03/17/2017SEOGBy Tod MassaFiled Under: Tags:
The White House released it's "America First" budget yesterday, InsideHigherEd's coverage is here. One of the items that stand out is this:
Eliminates the Federal Supplemental Educational Opportunity Grant program, a less welltargeted way to deliver need-based aid than the Pell Grant program, to reduce complexity in financial student aid and save $732 million from the 2017 annualized CR level.
Unsurprisingly, this got some attention. People were asking how many students would be affected in Virginia. Also unsurprisingly, we could answer this question. The FA22 shows us that 31,149 students at Virginia institutions, public and private nonprofit, for a total of $18,092,939 with an average award of $581 per student 2015-16. While this might not seem like a lot of money, it is likely to be more important than many of us realize to a significant number of students. Research by Sara Goldrick-Rab and the Wisconsin HOPE Lab shows that "one-third of community college students are hungry and 14% are homeless." A loss of $581 is not going to help students who might be in this situation. It will likely hurt them. Goldrick-Rab's work in "Paying the Price" also shows that sometimes only a small amount of money makes the difference between staying in school and dropping out.
Another item of concern:
Reduces Federal Work-Study significantly and reforms the poorly-targeted allocation to ensure funds go to undergraduate students who would benefit most.

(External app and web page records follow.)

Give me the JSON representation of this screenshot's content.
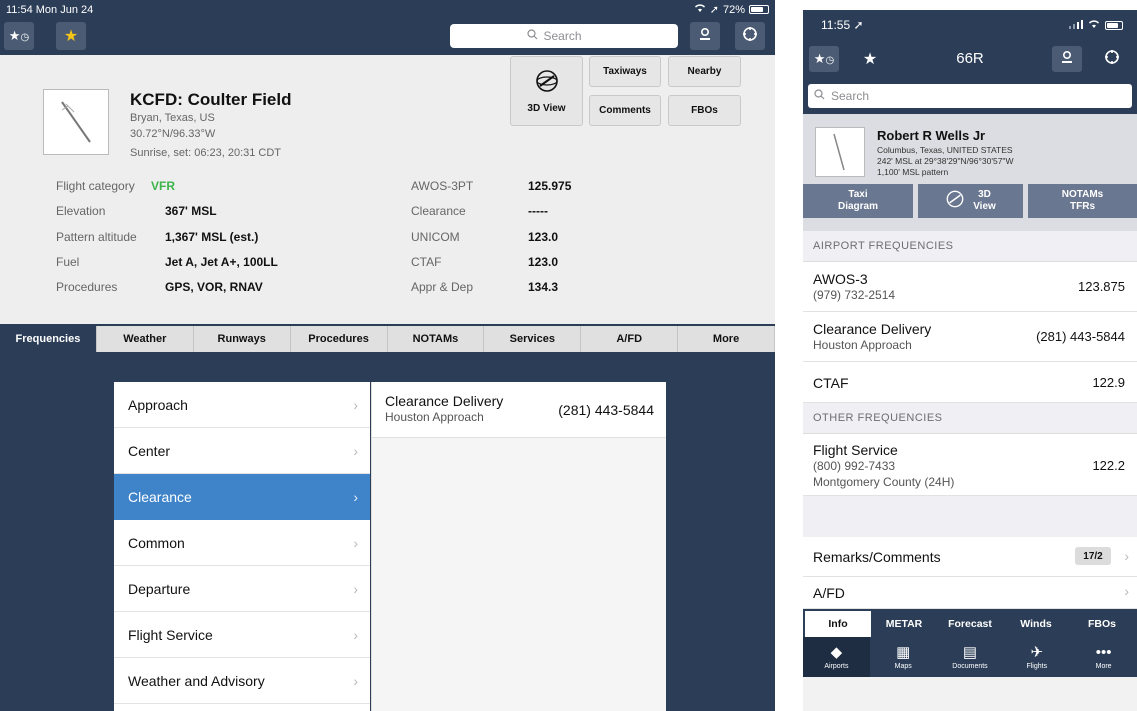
{
  "ipad": {
    "status": {
      "time_date": "11:54  Mon Jun 24",
      "battery": "72%",
      "battery_level": 0.72
    },
    "search": {
      "placeholder": "Search"
    },
    "airport": {
      "title": "KCFD: Coulter Field",
      "location": "Bryan, Texas, US",
      "coords": "30.72°N/96.33°W",
      "sun": "Sunrise, set: 06:23, 20:31 CDT"
    },
    "buttons": {
      "view3d": "3D View",
      "taxiways": "Taxiways",
      "nearby": "Nearby",
      "comments": "Comments",
      "fbos": "FBOs"
    },
    "info_left": [
      {
        "label": "Flight category",
        "value": "VFR"
      },
      {
        "label": "Elevation",
        "value": "367' MSL"
      },
      {
        "label": "Pattern altitude",
        "value": "1,367' MSL (est.)"
      },
      {
        "label": "Fuel",
        "value": "Jet A, Jet A+, 100LL"
      },
      {
        "label": "Procedures",
        "value": "GPS, VOR, RNAV"
      }
    ],
    "info_right": [
      {
        "label": "AWOS-3PT",
        "value": "125.975"
      },
      {
        "label": "Clearance",
        "value": "-----"
      },
      {
        "label": "UNICOM",
        "value": "123.0"
      },
      {
        "label": "CTAF",
        "value": "123.0"
      },
      {
        "label": "Appr & Dep",
        "value": "134.3"
      }
    ],
    "tabs": [
      "Frequencies",
      "Weather",
      "Runways",
      "Procedures",
      "NOTAMs",
      "Services",
      "A/FD",
      "More"
    ],
    "freq_categories": [
      "Approach",
      "Center",
      "Clearance",
      "Common",
      "Departure",
      "Flight Service",
      "Weather and Advisory"
    ],
    "detail": {
      "title": "Clearance Delivery",
      "subtitle": "Houston Approach",
      "phone": "(281) 443-5844"
    },
    "colors": {
      "nav": "#2c3e57",
      "vfr": "#3cb44a",
      "selected": "#3f83c9"
    }
  },
  "phone": {
    "status": {
      "time": "11:55"
    },
    "nav_title": "66R",
    "search": {
      "placeholder": "Search"
    },
    "airport": {
      "name": "Robert R Wells Jr",
      "location": "Columbus, Texas, UNITED STATES",
      "line2": "242' MSL at 29°38'29\"N/96°30'57\"W",
      "line3": "1,100' MSL pattern"
    },
    "buttons": {
      "taxi": [
        "Taxi",
        "Diagram"
      ],
      "view3d": [
        "3D",
        "View"
      ],
      "notams": [
        "NOTAMs",
        "TFRs"
      ]
    },
    "sections": {
      "airport_freq": "AIRPORT FREQUENCIES",
      "other_freq": "OTHER FREQUENCIES"
    },
    "airport_freqs": [
      {
        "title": "AWOS-3",
        "sub": "(979) 732-2514",
        "value": "123.875"
      },
      {
        "title": "Clearance Delivery",
        "sub": "Houston Approach",
        "value": "(281) 443-5844"
      },
      {
        "title": "CTAF",
        "sub": "",
        "value": "122.9"
      }
    ],
    "other_freqs": [
      {
        "title": "Flight Service",
        "sub": "(800) 992-7433",
        "sub2": "Montgomery County (24H)",
        "value": "122.2"
      }
    ],
    "remarks": {
      "label": "Remarks/Comments",
      "badge": "17/2"
    },
    "afd": "A/FD",
    "segment_tabs": [
      "Info",
      "METAR",
      "Forecast",
      "Winds",
      "FBOs"
    ],
    "tabbar": [
      "Airports",
      "Maps",
      "Documents",
      "Flights",
      "More"
    ]
  }
}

This cut of the FA22 shows us that we had 15,051 students receiving a total of $26,219,050 with an average award of $1,742 in 2015-16. Once again, this is not a huge amount of money but it affects a significant number of students could end up dropping out.
So, if you were wondering how this cuts might affect Virginia, or your specific institution, you can get the answers with the FA22.
Oh, and let's not forget the impact of Pell grants and their importance to the Commonwealth:
$567,980,562 total grants
$3,564 average grants